New RETADUP Variants Hit South America, Turn To Cryptocurrency Mining

Source: TrendLabs Security Intelligence Blog TrendLabs Security Intelligence Blog | Trend Micro Cyber Safety Solutions Team

Locky Ransomware Pushed Alongside FakeGlobe in Upgraded Spam Campaigns Monday, 18 September 2017, 4:00 pm

In the beginning of September, a sizeable spam campaign was detected distributing a new Locky variant. Locky is a notorious ransomware that was first detected in the early months of 2016 and has continued to evolve and spread through different methods, particularly spam mail. A thorough look at samples from recent campaigns shows that cybercriminals are using sophisticated distribution methods, affecting users in more than 70 countries.

In the specific campaigns discussed below, both Locky and the ransomware FakeGlobe were being distributed—but the two were rotated. The cybercriminals behind the campaign designed it so that clicking on a link from the spam email might deliver Locky one hour, and then FakeGlobe the next. This makes re-infection a distinct possibility, as victims infected with one ransomware are still vulnerable to the next one in the rotation.

Post from: Trendlabs Security Intelligence Blog – by Trend Micro

Locky Ransomware Pushed Alongside FakeGlobe in Upgraded Spam Campaigns

Source: TrendLabs Security Intelligence Blog TrendLabs Security Intelligence Blog | Trend Micro

iXintpwn/YJSNPI Abuses iOS’s Config Profile, can Crash Devices Monday, 18 September 2017, 10:05 am

While iOS devices generally see relatively fewer threats because of the platform’s walled garden approach in terms of how apps are installed, it’s not entirely unbreachable. We saw a number of threats that successfully scaled the walls in 2016, from those that abused enterprise certificates to ones that exploited vulnerabilities to curtail Apple’s stringent control over its platforms.
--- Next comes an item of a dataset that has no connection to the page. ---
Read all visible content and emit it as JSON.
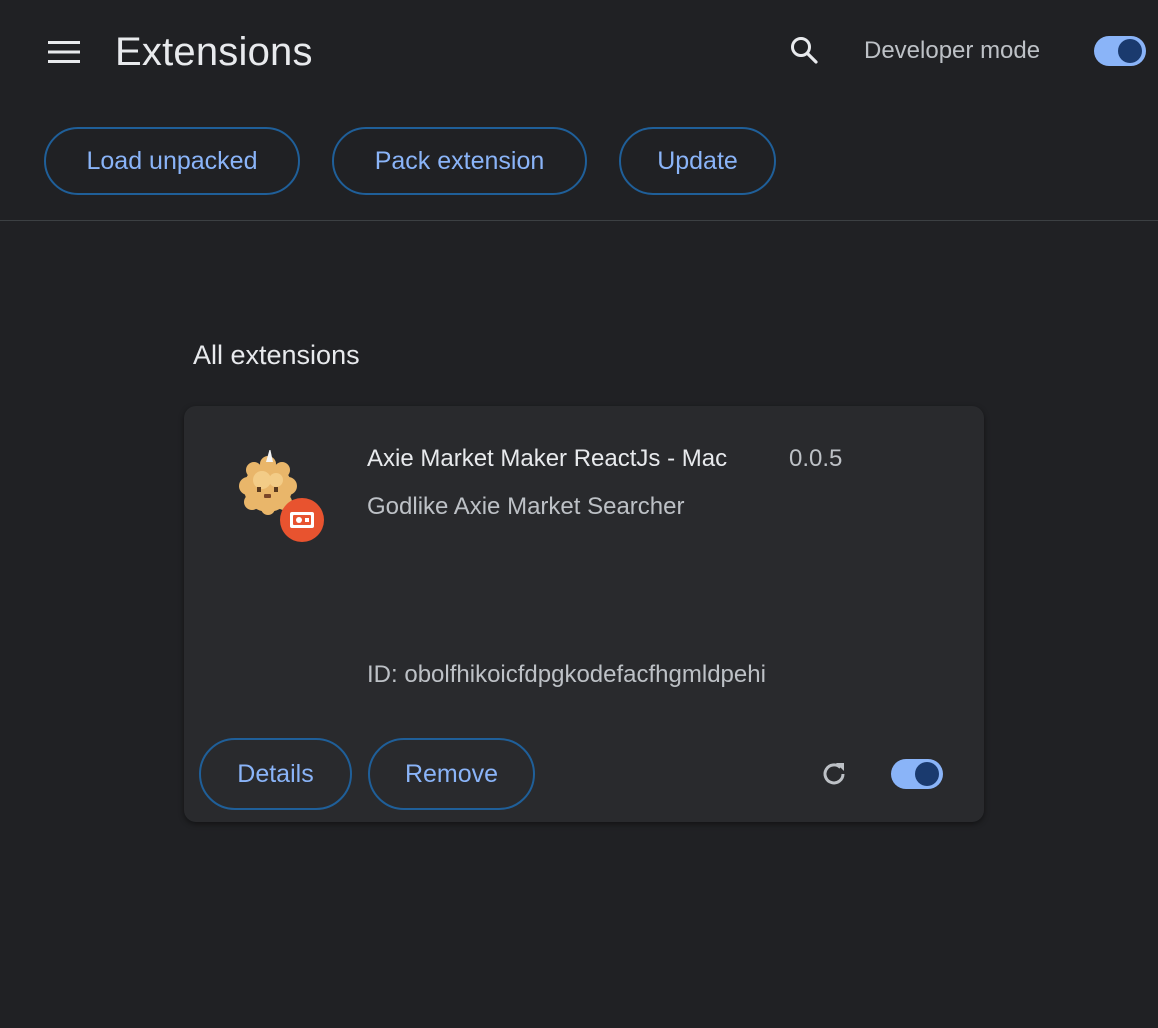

This is further exemplified by iXintpwn/YJSNPI (detected by Trend Micro as TROJ_YJSNPI.A), a malicious profile that can render the iOS device unresponsive. It was part of the remnants of the work of a Japanese script kiddie who was arrested in early June this year.

While iXintpwn/YJSNPI seems currently concentrated in Japan, it won’t surprise anyone if it spreads beyond the country given how it proliferated in social media.

Post from: Trendlabs Security Intelligence Blog – by Trend Micro

iXintpwn/YJSNPI Abuses iOS’s Config Profile, can Crash Devices

Source: TrendLabs Security Intelligence Blog TrendLabs Security Intelligence Blog | Trend Micro

Advisory: BlueBorne Reportedly Affects Billions of Bluetooth-Enabled Devices Friday, 15 September 2017, 1:00 pm

BlueBorne is a set of vulnerabilities affecting the implementation of Bluetooth in iOS, Android, Linux, Windows and Mac OS* devices. According to the researchers who uncovered them, BlueBorne affects around 5.3 billion Bluetooth-enabled devices. The immediate mitigation for BlueBorne is to patch the device, if there’s any available, or to switch off the device’s Bluetooth connection if not needed.

Post from: Trendlabs Security Intelligence Blog – by Trend Micro

Advisory: BlueBorne Reportedly Affects Billions of Bluetooth-Enabled Devices

Source: TrendLabs Security Intelligence Blog TrendLabs Security Intelligence Blog | Trend Micro Cyber Safety Solutions Team